Police officer fired for negligence following Khulna press club bombing
A police officer assigned to the Sadar police station in Khulna was fired for "negligence" on 6 February, the day after the bombing at the Khulna press club in which four journalists were wounded, two seriously.
The dismissal came the same day that journalists demonstrated in Khulna to demand the replacement of the city’s new police superintendent, Javed Patwari, and a thorough investigation into why a patrol that was supposed to be protecting the press club was withdrawn on the evening of the bombing.
Alhaj Liaquat Ali, the editor of the Dainik Purbanchal, said during the demonstration that the failure to punish those responsible for the murders of journalists Manik Saha and Humayun Kabir Balu last year in Khulna had fostered a climate that permitted the 5 February bombing.
Sheikh Belaluddin Ahmed, a correspondent for the daily Sangram, and Jahidul Islam, a photographer with the daily Jugantor, are still hospitalised and in a serious condition as a result of the injuries they sustained in the bombing. Ahmed is in the intensive care unit of a military hospital in Dhaka while Islam is in a clinic in Khulna.
Four journalists injured, two seriously, in bomb attack on Khulna Press Club
Reporters Without Borders expressed outrage after four journalists were wounded, two very seriously, in a bomb attack against a press club in Khulna, western Bangladesh.
Two of the journalists are critically ill in hospital. No group has admitted responsibility for the 5 February bombing.
The worldwide press freedom organisation called on interior minister Lutfozzaman Babor to do everything possible to bring those responsible to justice and to protect journalists.
The bomb went off at 9.30pm as the journalists were leaving the building. It had been placed in a bag and left on a moped belonging to Sheikh Belaluddin Ahmed, of the daily Sangram. It detonated as he approached the machine.
Ahmed was very seriously injured and taken to Khulna hospital where his left hand and two fingers from his right hand had to be amputated. He also suffered a serious injury to his left eye and needed a major blood transfusion.
He was moved to intensive care at a Dhaka hospital the following day and put on a ventilator. Doctors described his condition as "critical".
The other three casualties were: press club chairman Sheikh Abu Hasan, of the daily Prothom Alo, photographer for the daily Jugantor, Jahidul Islam and Rafiul Islam Tutul, reporter on the daily Loksomaj published in Jessore, in the southwest. All three journalists were treated in a Khulna clinic. Jahidul Islam is still seriously ill. The other two have been discharged from the clinic.
The Khulna Press Club
The force of the explosion blew out several windows and destroyed some of the club fixtures.
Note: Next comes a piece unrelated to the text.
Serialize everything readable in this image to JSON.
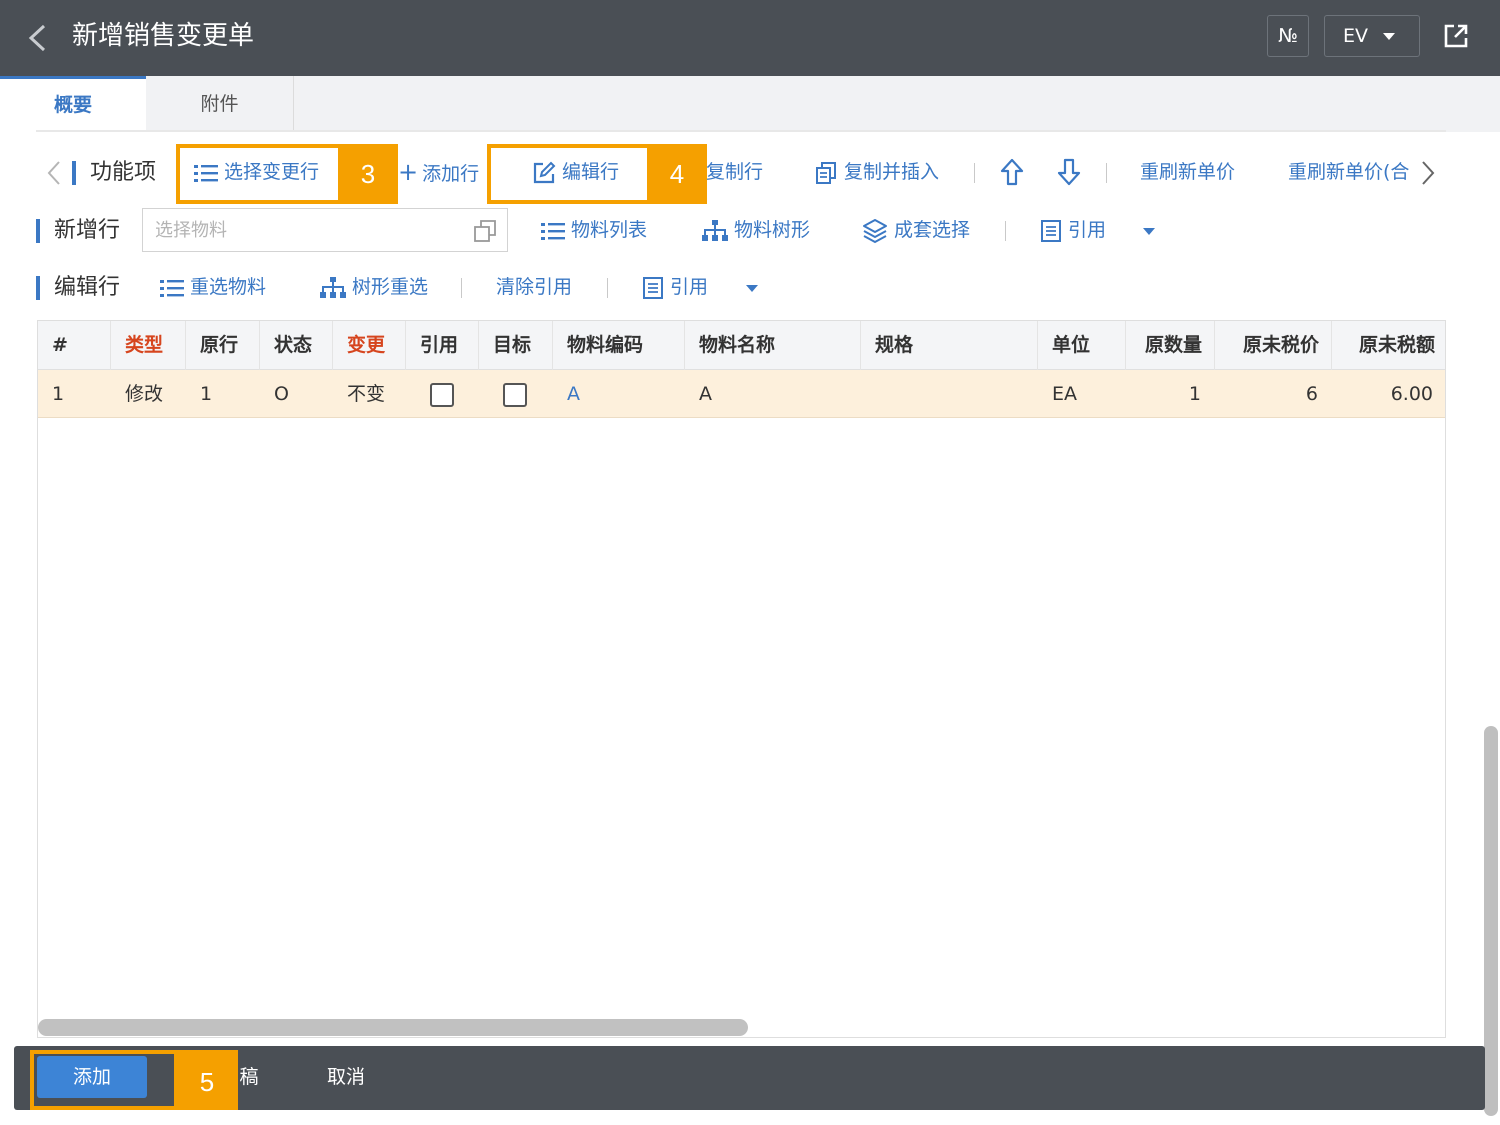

It took firefighters around 20 minutes to bring the blaze triggered by the bomb under control.
Police in Khulna, who suspect armed Maoists are to blame, said the bomb was probably detonated by remote control. Two suspects, Hoby Sheikh and Khokon, have been arrested for questioning.
In its letter to the interior minister, Reporters Without Borders said, "Your government is currently stepping up security for around 50 key figures, following a series of bombings. We urge you not to forget the Khulna region, where journalists are constantly the targets of extreme violence."
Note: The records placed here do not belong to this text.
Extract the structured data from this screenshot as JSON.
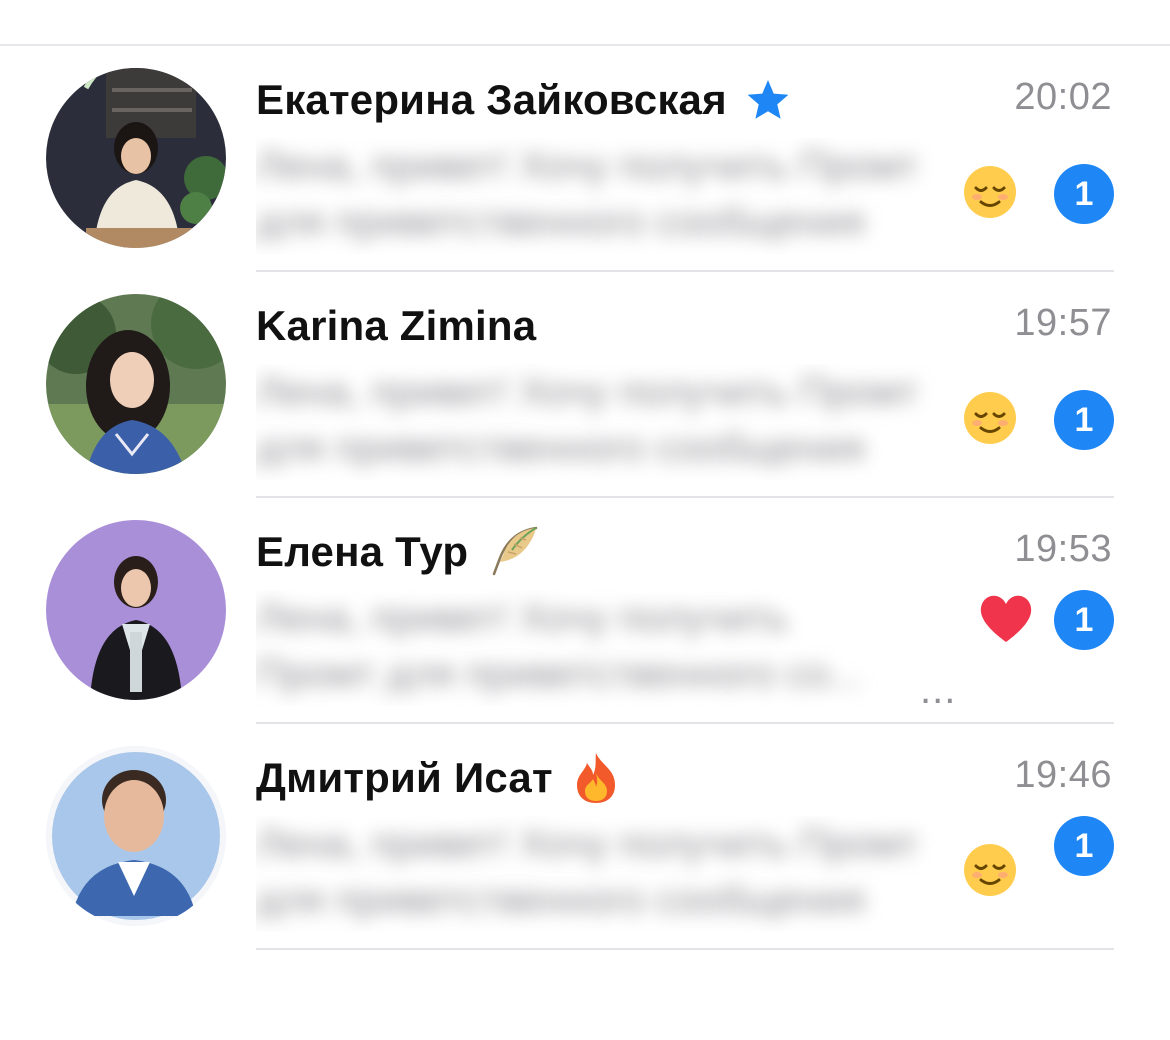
{
  "chats": [
    {
      "name": "Екатерина Зайковская",
      "status_icon": "star-icon",
      "time": "20:02",
      "preview_line1": "Лена, привет! Хочу получить Промт",
      "preview_line2": "для приветственного сообщения",
      "preview_emoji": "relieved-face-icon",
      "reaction": "",
      "unread": "1"
    },
    {
      "name": "Karina Zimina",
      "status_icon": "",
      "time": "19:57",
      "preview_line1": "Лена, привет! Хочу получить Промт",
      "preview_line2": "для приветственного сообщения",
      "preview_emoji": "relieved-face-icon",
      "reaction": "",
      "unread": "1"
    },
    {
      "name": "Елена Тур",
      "status_icon": "feather-icon",
      "time": "19:53",
      "preview_line1": "Лена, привет! Хочу получить",
      "preview_line2": "Промт для приветственного со...",
      "preview_emoji": "",
      "reaction": "heart-icon",
      "unread": "1"
    },
    {
      "name": "Дмитрий Исат",
      "status_icon": "fire-icon",
      "time": "19:46",
      "preview_line1": "Лена, привет! Хочу получить Промт",
      "preview_line2": "для приветственного сообщения",
      "preview_emoji": "relieved-face-icon",
      "reaction": "",
      "unread": "1"
    }
  ],
  "colors": {
    "badge": "#1e86f5",
    "time": "#8e8e93",
    "divider": "#e3e3e8",
    "star": "#1e86f5",
    "heart": "#f0344b",
    "avatar_purple": "#a98fd8"
  }
}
Since the murder, on 27 June 2004, of journalist Humayun Kabir Balu, a police patrol had been assigned to the Khulna press club. The new police superintendent, who visited the club on 29 January, promised to protect journalists there every day until 10pm. However on the evening of the bombing, not a single police officer was present.
The Daily Star reported that 250 officers had been deployed to protect the press club and the offices of local newspapers.
Khulna journalists held a protest march in reaction to the bombing on 6 February and ordered a news blackout. No local newspapers appeared on that day.
One month before the press club bombing, Dip Azad, of the national daily Jugantor in Khulna, had a narrow escape when a home-made bomb was thrown at him but failed to detonate. From Dhaka, he told Reporters Without Borders, "It is no longer possible to work in Khulna. Several journalists are considering giving up journalism under pressure from their families."
Three journalists were murdered in this region in 2004.